This is a good case for insureds and their lawyers who are forced to file a lawsuit in order to get the insurance company to do the right thing.

In this case, the insured presented a sinkhole claim to her homeowner’s insurance company.  The insured submitted a proof of loss fo $104,000.  The insured, through her public adjuster, also questioned the insurance companies proposed remediation plan.  In response, her insurance company sent a check for $48,706.  The homeowners insurance company did not even respond to the adjusters inquiries about the remediation plan. 

In a letter from the insurance company accompanying the check, the homeowner’s insurance company reminded the insured of the appraisal clause in the insurance contract.  The insurer did not invoke the appraisal clause.  

 Two months later, the insured filed a lawsuit against the homeowners insurer for breach of contract because of the insurance companies failure to pay the amounts she believed were due and owing.  

In its answer, the insurer claimed that the losses were not covered.  After almost 4 months of litigation, the insurance company invoked the appraisal provision.  The insured did not object to the appraisal.  The parties entered into a Joint Stipulation to Stay Action Pending Appraisal providing that “[t]he parties…agree that the Court shall retain jurisdiction over any matters within its jurisdiction under Florida law, including, but not limited to, issues of policy interpretation, coverage, entitlement to and amount of attorneys’s fees and costs, if applicable.”  

The appraisal was completed, and the award was $102,500, minus the $500 deductible.  The homeowner’s insurance company paid this amount about 1 month later.    The insured’s attorney then filed a motion to confirm the appraisal award and to determine entitlement attorneys fees and costs.  Over the objection of the insurance company, the trial court confirmed the award and later entered its final judgment awarding attorneys fees and costs to the insured under Section 627.428. 
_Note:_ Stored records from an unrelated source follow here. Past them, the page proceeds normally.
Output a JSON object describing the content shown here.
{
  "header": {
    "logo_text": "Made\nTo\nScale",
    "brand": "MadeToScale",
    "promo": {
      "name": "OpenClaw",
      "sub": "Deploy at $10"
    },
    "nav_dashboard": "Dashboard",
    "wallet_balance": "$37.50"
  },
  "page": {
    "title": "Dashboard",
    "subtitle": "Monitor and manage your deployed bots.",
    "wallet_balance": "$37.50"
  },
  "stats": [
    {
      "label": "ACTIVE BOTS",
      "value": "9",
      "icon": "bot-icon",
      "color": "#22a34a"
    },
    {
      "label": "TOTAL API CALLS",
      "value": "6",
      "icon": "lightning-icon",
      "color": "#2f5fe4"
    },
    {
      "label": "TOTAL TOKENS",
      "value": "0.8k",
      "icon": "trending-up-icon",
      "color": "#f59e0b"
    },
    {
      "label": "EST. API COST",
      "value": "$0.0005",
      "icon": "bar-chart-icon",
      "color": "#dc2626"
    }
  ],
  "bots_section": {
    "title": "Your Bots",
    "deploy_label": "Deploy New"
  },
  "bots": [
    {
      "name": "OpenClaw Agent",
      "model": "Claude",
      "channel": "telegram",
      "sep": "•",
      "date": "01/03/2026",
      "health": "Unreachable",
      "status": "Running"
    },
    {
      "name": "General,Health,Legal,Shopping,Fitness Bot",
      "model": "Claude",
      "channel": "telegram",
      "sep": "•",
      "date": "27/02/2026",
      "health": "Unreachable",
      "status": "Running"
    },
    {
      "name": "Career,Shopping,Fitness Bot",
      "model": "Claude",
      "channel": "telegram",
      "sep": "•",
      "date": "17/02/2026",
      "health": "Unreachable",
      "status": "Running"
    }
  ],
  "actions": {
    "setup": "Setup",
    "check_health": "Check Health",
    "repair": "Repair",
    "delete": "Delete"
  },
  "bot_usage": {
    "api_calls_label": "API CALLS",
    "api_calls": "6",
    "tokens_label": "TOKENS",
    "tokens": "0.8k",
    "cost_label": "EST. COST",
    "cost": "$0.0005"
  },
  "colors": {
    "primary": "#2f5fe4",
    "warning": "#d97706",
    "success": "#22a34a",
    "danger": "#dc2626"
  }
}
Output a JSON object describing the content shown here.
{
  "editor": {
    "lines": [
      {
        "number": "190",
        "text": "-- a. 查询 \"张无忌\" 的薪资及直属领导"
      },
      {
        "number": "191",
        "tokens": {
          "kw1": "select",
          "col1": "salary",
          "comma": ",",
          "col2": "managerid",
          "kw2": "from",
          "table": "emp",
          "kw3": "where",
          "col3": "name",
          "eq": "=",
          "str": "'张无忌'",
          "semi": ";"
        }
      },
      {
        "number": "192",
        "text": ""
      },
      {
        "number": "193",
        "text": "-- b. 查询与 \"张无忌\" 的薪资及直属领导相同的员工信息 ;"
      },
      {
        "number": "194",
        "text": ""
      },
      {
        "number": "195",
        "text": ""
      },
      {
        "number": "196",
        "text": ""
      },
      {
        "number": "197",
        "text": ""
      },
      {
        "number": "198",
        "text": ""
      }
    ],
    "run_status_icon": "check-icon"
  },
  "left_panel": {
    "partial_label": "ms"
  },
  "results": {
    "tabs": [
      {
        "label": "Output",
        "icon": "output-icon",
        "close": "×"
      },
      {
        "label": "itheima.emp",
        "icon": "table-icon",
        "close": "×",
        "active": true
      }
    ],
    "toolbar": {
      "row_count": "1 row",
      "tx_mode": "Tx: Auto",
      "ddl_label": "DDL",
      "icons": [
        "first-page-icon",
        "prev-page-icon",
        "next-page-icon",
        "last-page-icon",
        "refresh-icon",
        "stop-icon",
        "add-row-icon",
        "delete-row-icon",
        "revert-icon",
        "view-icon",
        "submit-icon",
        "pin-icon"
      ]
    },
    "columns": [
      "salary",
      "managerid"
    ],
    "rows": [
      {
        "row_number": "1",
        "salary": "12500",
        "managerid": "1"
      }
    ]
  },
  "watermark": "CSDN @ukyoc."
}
The insurance company appealed the award of the attorneys fees and costs.  The 2nd DCA affirmed the trial court.  In so doing, the District Court of Appeal stated that the insured was entitled to have the insurance company pay her attorneys fees in costs becasue the suit was instituted after the insurance company wrongfully refused to pay the true amount of the loss, failed to invoke the appraisal process prior to the insured filing suit.  Specifically, the court stated: “The insured needed the involvement of the judicial system to address coverage issues and to ensure that its rights were fully protected through the appraisal process.”